Basically, Gillick was saying, you can learn an awful lot about people by watching. And listening. Things you simply can't pick up when an electronic message dings in your in-box.
The subject came up again Monday when someone asked Gillick about the trend of certain younger GMs to rely more on their computers and quantitative analysis than on watching games themselves.
"I think you have to watch the game, I really do," Gillick said.
Yes, he said, he understood the thinking behind computer reliance, that maybe someone didn't want emotion to interfere with what should be an analytical decision. Heck, Gillick said, he's emotional himself.
"You have to use both," he said of scouts and computers. "Why have statistics if you're not going to use them? But I think as for the caliber of player as you're evaluating ... does he have passion? What's his body language? Seeing how he interacts with other players.
"I think that all goes into the evaluation of a player."
Through more than two decades, nobody this side of maybe John Schuerholz in Atlanta -- the next executive who will go into the Hall of Fame, likely in 2013, when the Expansion Era Committee next votes -- has done it as consistently well as Gillick.
"One thing I think is very important is character," he said. "When I first started out, I used to think it was 70 percent ability and 30 percent character. But the longer I've been in it, I think it's 60 percent character and 40 percent ability."
Gillick was the architect of Toronto's back-to-back World Series championships in 1992-1993, the masterstroke of which came during the 1990 winter meetings when he was part of one of the biggest blockbusters ever, along with then-San Diego GM Joe McIlvaine, acquiring Joe Carter and Roberto Alomar from the Padres for Tony Fernandez and Fred McGriff.
He was the GM the last time the Orioles made the playoffs, in 1997.
In Seattle, in the immediate aftermath of the departures of Ken Griffey Jr. and Alex Rodriguez, Gillick constructed a Mariners team that won 116 games.
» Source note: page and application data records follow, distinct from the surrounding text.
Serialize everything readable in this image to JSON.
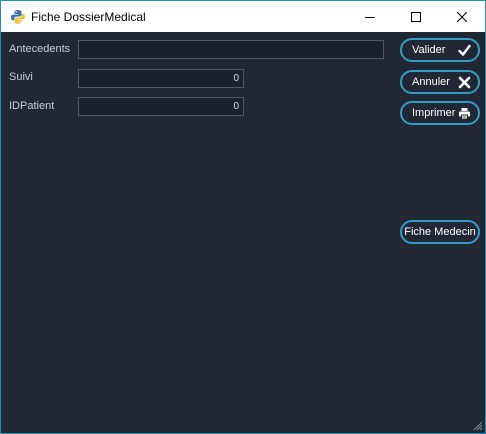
{
  "window": {
    "title": "Fiche DossierMedical"
  },
  "form": {
    "fields": [
      {
        "label": "Antecedents",
        "value": ""
      },
      {
        "label": "Suivi",
        "value": "0"
      },
      {
        "label": "IDPatient",
        "value": "0"
      }
    ]
  },
  "buttons": {
    "valider": "Valider",
    "annuler": "Annuler",
    "imprimer": "Imprimer",
    "fiche_medecin": "Fiche Medecin"
  },
  "icons": {
    "app": "python-icon",
    "valider": "check-icon",
    "annuler": "close-icon",
    "imprimer": "printer-icon"
  },
  "colors": {
    "background": "#222833",
    "accent": "#2f9ec9",
    "input_border": "#4f5764",
    "label_text": "#c9ccd2"
  }
}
And in Philadelphia, he built just the second World Series title team in Phillies' franchise history.
Tellingly, none of these three clubs have been to the playoffs since Gillick left.
Impressively, Gillick won in the AL East with two clubs not named the Yankees and Red Sox. Neither the Blue Jays nor the Orioles have been much since.
Gillick has a knack for easily moving into a situation and working with those around him. He has not been an executive who immediately "blows things up" in a new situation and brings in his own people.
In his last three stops, he never even fired the manager he inherited. In Baltimore, he kept Davey Johnson, who had been hired by owner Peter Angelos just before him. In Seattle, he and Lou Piniella formed a dynamic duo. And in Philadelphia, he kept Charlie Manuel -- who went on to win a World Series for him.
"I think I've only known five or six people he's let go," says Gordon Lakey, the Phillies' director of scouting, and also one of Gillick's top aides in Toronto.
Lakey always has admired how Gillick, in meetings, will seek everyone else's opinion first, soaking in all of the information he can, before he expresses his own thoughts.
"He's one of the few people you can say makes everyone around him better," Lakey says.
Lakey also tells a terrific story, which he related to Tyler Kepner of the New York Times the other day. At a tryout camp in Mississippi some 40 years ago, Gillick was perplexed by something about one of the players. It wasn't until after the workout, when he was in the car with the area scout, that it finally came to Gillick.
"That kid changed his name," Gillick said. "That kid's been around. His last name was Pettigrew before."
It's all in the details. Always has been for Gillick, one of a kind, a true, slam-dunk Hall of Famer.